Oh! And look up over there on the right. I’m very excited to share with you a new statistic I collected this year. Would you believe that 22 songs out of 40 were based off of just one single loop only (loop variations allowed)? That’s more than half. You may now commence to argue over how uncreative music is these days, or over how Einstein really did prove that “less is more.”
Cui reiterates the results of the probe tone experiments and explains that “Tones that fit well often are also easier to process.” Not only do the tonic tones fit the best, they help our brain process all of the information faster.

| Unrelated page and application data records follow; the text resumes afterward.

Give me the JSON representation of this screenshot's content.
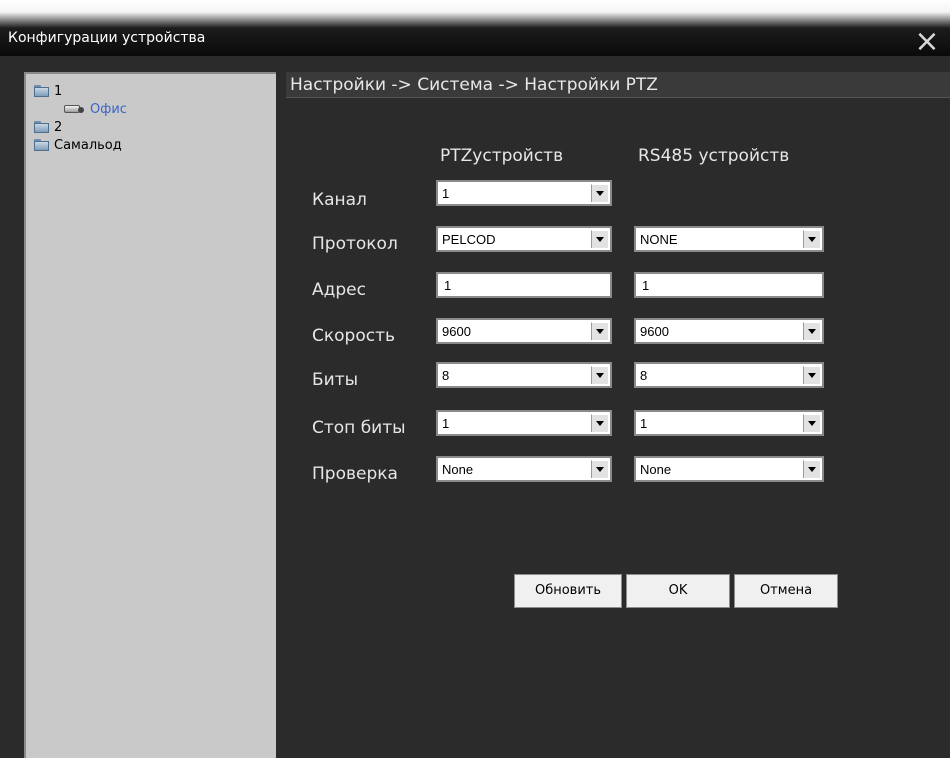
{
  "window": {
    "title": "Конфигурации устройства",
    "close_icon": "×"
  },
  "tree": [
    {
      "label": "1",
      "icon": "folder-icon"
    },
    {
      "label": "Офис",
      "icon": "camera-icon",
      "active": true
    },
    {
      "label": "2",
      "icon": "folder-icon"
    },
    {
      "label": "Самальод",
      "icon": "folder-icon"
    }
  ],
  "breadcrumb": "Настройки -> Система -> Настройки PTZ",
  "columns": {
    "ptz": "PTZустройств",
    "rs485": "RS485 устройств"
  },
  "rows": {
    "channel": {
      "label": "Канал",
      "ptz": "1"
    },
    "protocol": {
      "label": "Протокол",
      "ptz": "PELCOD",
      "rs485": "NONE"
    },
    "address": {
      "label": "Адрес",
      "ptz": "1",
      "rs485": "1"
    },
    "speed": {
      "label": "Скорость",
      "ptz": "9600",
      "rs485": "9600"
    },
    "bits": {
      "label": "Биты",
      "ptz": "8",
      "rs485": "8"
    },
    "stopbits": {
      "label": "Стоп биты",
      "ptz": "1",
      "rs485": "1"
    },
    "parity": {
      "label": "Проверка",
      "ptz": "None",
      "rs485": "None"
    }
  },
  "buttons": {
    "refresh": "Обновить",
    "ok": "OK",
    "cancel": "Отмена"
  },
  "colors": {
    "link_active": "#3a66c8",
    "panel_bg": "#2b2b2b",
    "tree_bg": "#c9c9c9"
  }
}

Now is a great time to mention that Soundfly is currently hard at work developing our own Mainstage course in scoring to picture, due to launch later this year. If you’re interested in being notified when the course launches, just sign up for our mailing list and you’ll be the first to know. In the mean time, we have loads of other online courses that might suit your interests, as well as a team of Soundfly Mentors experienced in composition and arranging!
As I touched on before, there’s something really comforting about the idea of a cassette tape. It brings to life visions of a simpler, or at least, less chaotic time, in which music consumed us in a completely different way.